City officials denied a request from members of a Foggy Bottom community group that would have prevented non-students from eating at Ivory Tower’s dining venues at a meeting Tuesday night.
The Advisory Neighborhood Commission, a community group that makes zoning recommendations, urged the D.C. Zoning Commission to stop area residents, businesspeople and other non-students from using the dormitory’s eateries. After listening to University and Foggy Bottom officials’ claims, the Zoning Commission unanimously ruled against the ANC recommendation.
“They decided the case, which was unusual because there is usually a period of time when they deliberate,” GW Senior Counsel Charles Barber said. “Our case was so persuasive that they decided to vote and deny the ANC.”
The clash over the new residence hall’s venues reached a peak on Dec. 1, when D.C. Consumer and Regulatory Affairs officals issued several citations to Pita Pit, Gallery Caf? and Coggins’, ordering the restaurants to stop serving non-students. The University was able to obtain a delay in the order’s implementation that was in effect until zoning officials reached a decision Tuesday.

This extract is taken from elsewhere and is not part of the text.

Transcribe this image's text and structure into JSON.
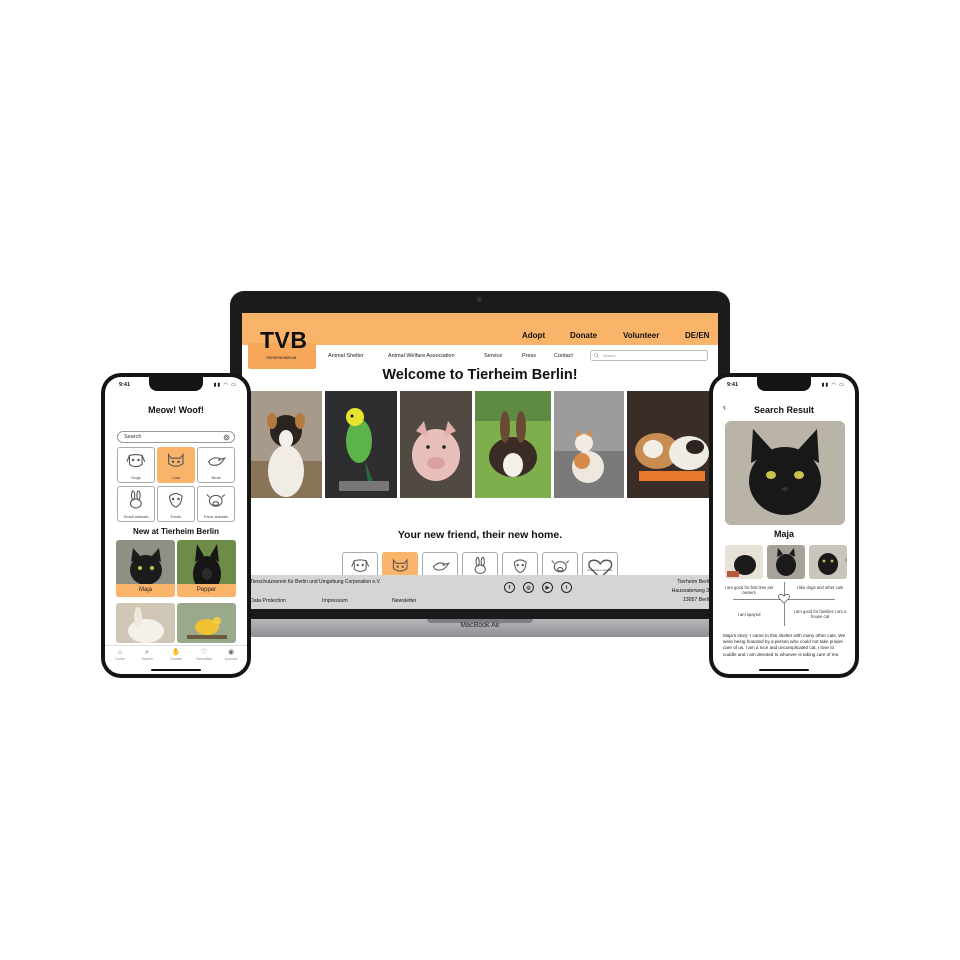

Members of the ANC filed a complaint against Ivory Tower in September. ANC members argued at the hearing that the University’s non-profit status, and the residential zoning classification of the Ivory Tower, makes it illegal for the venues to service anyone other than students. The ANC members also protested outdoor seating and a sidewalk entrance for Coggins’.
“The issue is that the building is zoned for residential use,” said Ron Cocome, president of the Foggy Bottom Association, another community group. “To open it up to the community has problems. It would be violating the zoning law and also prevent fair competition to other restaurant owners who have to pay taxes.”
Cocome said that opening the Ivory Tower venues to the public is another example of the University’s disregard for city policy.
“This could be dealt for in a more rational manner,” he said. “It’s respect for the law and the role of a non-profit. It’s another example of an abuse of power. The University does it and the city lets them.”
Although the majority of the ANC members opposed the University at the hearing, commissioner David Lehrman said he thinks the venues should be allowed to serve community members as well as students.
“I don’t see any disadvantage to walk-in trade,” Lehrman said. “I can’t think of anything wrong with it.”
“In this particular case, these merchants have to pay sales taxes, so revenue is still going to the city,” Lehrman added.
Michael Akin, GW’s director of D.C. and Foggy Bottom/West End Affairs, said the University has always allowed community members to use eateries at locations such as the Marvin Center and 1957 E St.
“From past practice we have seen that there is nothing wrong with how we do things,” Akin said. “We see it as part of the benefits to living next to the University. There really is no downside.”
Akin said the University’s primary concern is for the venues to offer better service to students, not to attract patrons from the community.
“At the end of the day they are there to serve the students,” Akin said. “But it’s part of being a good neighbor to open them to the community.”